“The donation of supplies is of great importance for the students of Las Brisas de Veragua since the majority of the students’ parents do not have the resources to buy these supplies,” said Las Brisas School Director, Melida Brooks Johnson.
“The purpose of this project is to create awareness that education is a right; and part of that is to have the necessary materials and supplies for the good academic performance of our children, allowing them to feel motivated to return to school in the new 2018 school year,” Brooks added. The 2018 Costa Rica school year began Feb. 6.
On Feb. 13, 35 students at Las Brisas School and 23 children at Peje River School happily met representatives from EcoTeach and the Veragua Foundation. Every boy and girl at the two elementary schools received a colorful, brand new backpack filled with fresh notebooks, pens, pencils, colored pencils, colored construction paper, a geometry kit, maps, and many other items.

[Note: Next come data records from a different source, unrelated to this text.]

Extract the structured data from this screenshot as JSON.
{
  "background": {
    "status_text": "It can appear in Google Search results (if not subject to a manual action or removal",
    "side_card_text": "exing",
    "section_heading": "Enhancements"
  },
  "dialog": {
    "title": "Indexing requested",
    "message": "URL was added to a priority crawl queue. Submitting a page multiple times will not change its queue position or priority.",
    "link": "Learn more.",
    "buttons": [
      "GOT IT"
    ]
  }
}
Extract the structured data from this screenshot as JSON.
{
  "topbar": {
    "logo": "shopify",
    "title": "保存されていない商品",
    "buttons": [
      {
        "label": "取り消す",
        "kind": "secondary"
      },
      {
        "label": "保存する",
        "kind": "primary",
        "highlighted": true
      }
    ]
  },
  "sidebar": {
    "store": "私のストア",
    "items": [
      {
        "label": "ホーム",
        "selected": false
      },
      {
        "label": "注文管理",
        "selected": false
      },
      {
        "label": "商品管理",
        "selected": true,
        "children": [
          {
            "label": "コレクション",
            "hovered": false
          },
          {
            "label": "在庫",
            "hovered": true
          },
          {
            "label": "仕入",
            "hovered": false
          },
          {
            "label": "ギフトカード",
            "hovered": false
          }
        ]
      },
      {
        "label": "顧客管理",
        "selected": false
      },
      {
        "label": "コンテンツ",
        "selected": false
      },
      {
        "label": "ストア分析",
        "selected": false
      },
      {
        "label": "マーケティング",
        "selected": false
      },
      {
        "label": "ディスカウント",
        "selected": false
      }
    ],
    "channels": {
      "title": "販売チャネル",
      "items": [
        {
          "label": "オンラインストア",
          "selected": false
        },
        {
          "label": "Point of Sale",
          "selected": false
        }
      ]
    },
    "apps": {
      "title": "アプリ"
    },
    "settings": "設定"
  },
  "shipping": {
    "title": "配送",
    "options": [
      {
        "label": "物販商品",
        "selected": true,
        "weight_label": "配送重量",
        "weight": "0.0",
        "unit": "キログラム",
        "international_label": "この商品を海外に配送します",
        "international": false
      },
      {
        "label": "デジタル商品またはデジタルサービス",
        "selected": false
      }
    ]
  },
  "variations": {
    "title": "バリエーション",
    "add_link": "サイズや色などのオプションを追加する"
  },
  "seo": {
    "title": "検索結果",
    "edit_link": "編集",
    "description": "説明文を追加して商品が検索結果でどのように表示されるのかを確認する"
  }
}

“These tools are basic for the children to study, and motivate them to study. All the families in our area need this help,” said Emilio Paniagua, Director of Peje River School.
“This initiative is very important because we continue to foster the role of education in our neighboring communities,” said Marti Jimenez, President of Veragua Rainforest. “We want these kids to stay in school, and providing them with the same school supplies that other kids have in the cities helps close the gap in opportunity and even motivation. The project also strengthens our close-knit relationship with our neighboring communities.”
Since its opening in 2008, Veragua Rainforest founders and staff have worked in partnership with their local communities in education, conservation, and improving the quality of life of local residents.
Ecoteach Travel leads educational trips to Costa Rica, among many other countries, with U.S. high school students. In Costa Rica, their groups visit the popular, award-winning eco-park of Veragua Rainforest in the Caribbean mountains.
Together with Veragua Rainforest, EcoTeach has adopted the schools of Las Brisas and Peje River to do maintenance projects, teach environmental protection, and promote reforestation in the area.
“EcoTeach has been an amazing supporter of Las Brisas and Peje River, tiny communities that are very far away from EcoTeach’s home in the U.S. It’s really heartfelt that they care about people in our neighborhood, and we feel honored to be their local partner,” said Jimenez. “Part of our essence at Veragua Rainforest is to have a positive impact in our surroundings; it’s just the right thing to do.”